One of the outstanding challenges in the field of condensed matter physics is finding computationally efficient and simultaneously accurate methods to describe interacting electron systems for crystalline materials.

In a new study, researchers have discovered an efficient but highly accurate method of doing so. The work, led by Zheting Jin (a graduate student in Yale Applied Physics) and his thesis supervisor, Sohrab Ismail-Beigi, is published in Physical Review B.

Developing methods to accurately describe interacting quantum electrons has long been of interest to researchers in the fields because it can provide valuable insights about many important aspects of materials. Describing the electrons at this level is tricky for a few reasons, though. One is that, because they’re quantum mechanical, they move in a wavy manner and tracking them is more complicated. The other is that they interact with each other.

Each component of this problem is “okay to deal with separately,” said Ismail-Beigi, Strathcona Professor of Applied Physics, Physics, and Mechanical Engineering & Materials Science. But when you have waviness and interactions, the problem is so complex that nobody knows how to solve it efficiently. Like many difficult problems in physics and mathematics, one can in principle take a giant computer and numerically solve the problem with brute force, but the amount of computation and storage needed would be exponential in the number of electrons. For example, every time one adds a new electron to the system, the size of the computer needed increases by a factor of two (typically, even a larger factor). This means studying a system with about 50 electrons is infeasible even with today’s largest supercomputers.
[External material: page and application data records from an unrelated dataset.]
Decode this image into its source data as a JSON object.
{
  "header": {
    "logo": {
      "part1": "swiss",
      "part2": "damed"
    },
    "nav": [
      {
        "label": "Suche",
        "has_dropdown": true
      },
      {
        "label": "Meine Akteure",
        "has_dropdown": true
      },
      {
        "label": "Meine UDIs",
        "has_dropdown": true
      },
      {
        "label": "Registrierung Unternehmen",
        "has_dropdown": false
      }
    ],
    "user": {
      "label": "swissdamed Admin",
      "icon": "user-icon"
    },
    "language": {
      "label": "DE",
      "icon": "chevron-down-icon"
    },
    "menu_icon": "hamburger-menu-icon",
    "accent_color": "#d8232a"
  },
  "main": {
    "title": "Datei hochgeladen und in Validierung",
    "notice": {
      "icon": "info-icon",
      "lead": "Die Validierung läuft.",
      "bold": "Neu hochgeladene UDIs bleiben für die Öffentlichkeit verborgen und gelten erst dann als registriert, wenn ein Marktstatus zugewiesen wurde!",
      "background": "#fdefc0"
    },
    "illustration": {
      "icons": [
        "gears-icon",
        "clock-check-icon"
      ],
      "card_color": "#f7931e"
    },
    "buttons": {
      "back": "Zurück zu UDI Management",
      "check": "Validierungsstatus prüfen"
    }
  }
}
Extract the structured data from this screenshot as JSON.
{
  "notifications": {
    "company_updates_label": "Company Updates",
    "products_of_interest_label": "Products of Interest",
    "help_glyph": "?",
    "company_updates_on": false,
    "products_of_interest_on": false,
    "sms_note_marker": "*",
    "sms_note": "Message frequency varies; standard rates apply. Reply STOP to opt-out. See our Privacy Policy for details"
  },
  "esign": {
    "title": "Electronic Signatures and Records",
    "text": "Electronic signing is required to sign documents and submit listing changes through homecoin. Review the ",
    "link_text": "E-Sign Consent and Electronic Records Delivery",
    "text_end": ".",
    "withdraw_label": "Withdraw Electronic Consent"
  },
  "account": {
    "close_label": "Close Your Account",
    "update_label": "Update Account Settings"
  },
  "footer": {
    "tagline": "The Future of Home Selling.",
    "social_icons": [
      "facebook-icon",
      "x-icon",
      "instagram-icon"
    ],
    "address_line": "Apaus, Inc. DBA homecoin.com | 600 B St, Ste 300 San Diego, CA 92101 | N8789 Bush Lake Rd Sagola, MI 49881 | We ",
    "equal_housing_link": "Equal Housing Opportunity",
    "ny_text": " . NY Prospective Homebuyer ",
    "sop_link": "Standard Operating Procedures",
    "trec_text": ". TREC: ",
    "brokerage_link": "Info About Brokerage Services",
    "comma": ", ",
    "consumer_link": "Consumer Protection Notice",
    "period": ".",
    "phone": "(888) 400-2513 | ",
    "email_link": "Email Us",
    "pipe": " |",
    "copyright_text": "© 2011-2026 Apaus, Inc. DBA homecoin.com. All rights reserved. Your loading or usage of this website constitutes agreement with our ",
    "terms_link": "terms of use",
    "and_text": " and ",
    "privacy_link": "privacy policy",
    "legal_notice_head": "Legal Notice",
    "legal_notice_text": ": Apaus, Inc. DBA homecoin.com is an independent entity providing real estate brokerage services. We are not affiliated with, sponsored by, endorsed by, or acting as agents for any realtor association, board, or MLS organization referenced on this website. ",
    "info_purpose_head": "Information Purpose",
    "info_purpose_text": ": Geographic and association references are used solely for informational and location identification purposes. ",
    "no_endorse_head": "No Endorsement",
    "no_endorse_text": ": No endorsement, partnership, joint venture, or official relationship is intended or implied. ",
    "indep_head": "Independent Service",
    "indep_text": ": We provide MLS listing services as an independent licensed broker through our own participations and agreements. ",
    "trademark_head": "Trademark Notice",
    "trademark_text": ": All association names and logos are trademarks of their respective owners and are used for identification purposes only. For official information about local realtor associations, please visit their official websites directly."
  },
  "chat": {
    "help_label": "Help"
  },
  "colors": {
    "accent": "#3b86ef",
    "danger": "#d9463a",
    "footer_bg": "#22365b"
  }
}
For context, a single iodine atom has 53 electrons, while a small nanoparticle has more than 1,000 electrons.

“On the one hand, the electrons want to move around —that’s to take advantage of the kinetic energy,” Ismail-Beigi said. “On the other, they repel each other — ‘don’t come next to me if I’m here already.’ Both effects are captured in the well-known Hubbard model for interacting electrons. Basically, it has these two key ingredients, and it’s a very hard problem to solve. No one knows how to solve it exactly, and high-quality approximate and efficient solutions are not easy to come by.”

The Ismail-Beigi team has developed a method related to a class of approaches that use what’s known as an auxiliary or subsidiary boson. Typically, these approaches require much less computational resources but are only moderately accurate as they treat one atom at a time. Ismail-Beigi’s team tried a different tack. Rather than examining one atom at a time, the researchers treat two or three bonded atoms at a time (called a cluster).

“Electrons can hop between the atoms in the cluster: we solve the cluster problem directly, and then we connect the clusters together in a novel way to describe the entire system,” Ismail-Beigi said. “In principle, the larger the cluster, the more accurate the approach, so the question is how large a cluster does one need to get a desired accuracy?”

Researchers have previously tried cluster approaches, but the computational costs have been prohibitively high and the accuracy has been wanting, given the added computational cost.

“Zheting and I found a clever way of matching different clusters together so that the quantities calculated between the different clusters agree across their boundaries,” he said. “The good news is that this method then gives a very highly accurate description with even a relatively small cluster of three atoms. Because of the smooth way one glues the clusters together, one describes the long-range motion of the electrons well in addition to the localized interactions with each other. Going into this project, we didn’t expect it to be this accurate.”

Compared to literature benchmark calculations, the new method is three to four orders of magnitude faster.

“All the calculations in the paper were run on Zheting’s student laptop, and each one completes within a few minutes,” Ismail-Beigi said. “Whereas for the corresponding benchmark calculations, we have to run them on a computer cluster, and that takes a few days.”

The researchers said they look forward to applying this method to more complex and realistic materials problems in the near future.

*This article was taken from the Yale School of Engineering and Applied Science article of April 26, 2023. Please see below for the original article and other related links.*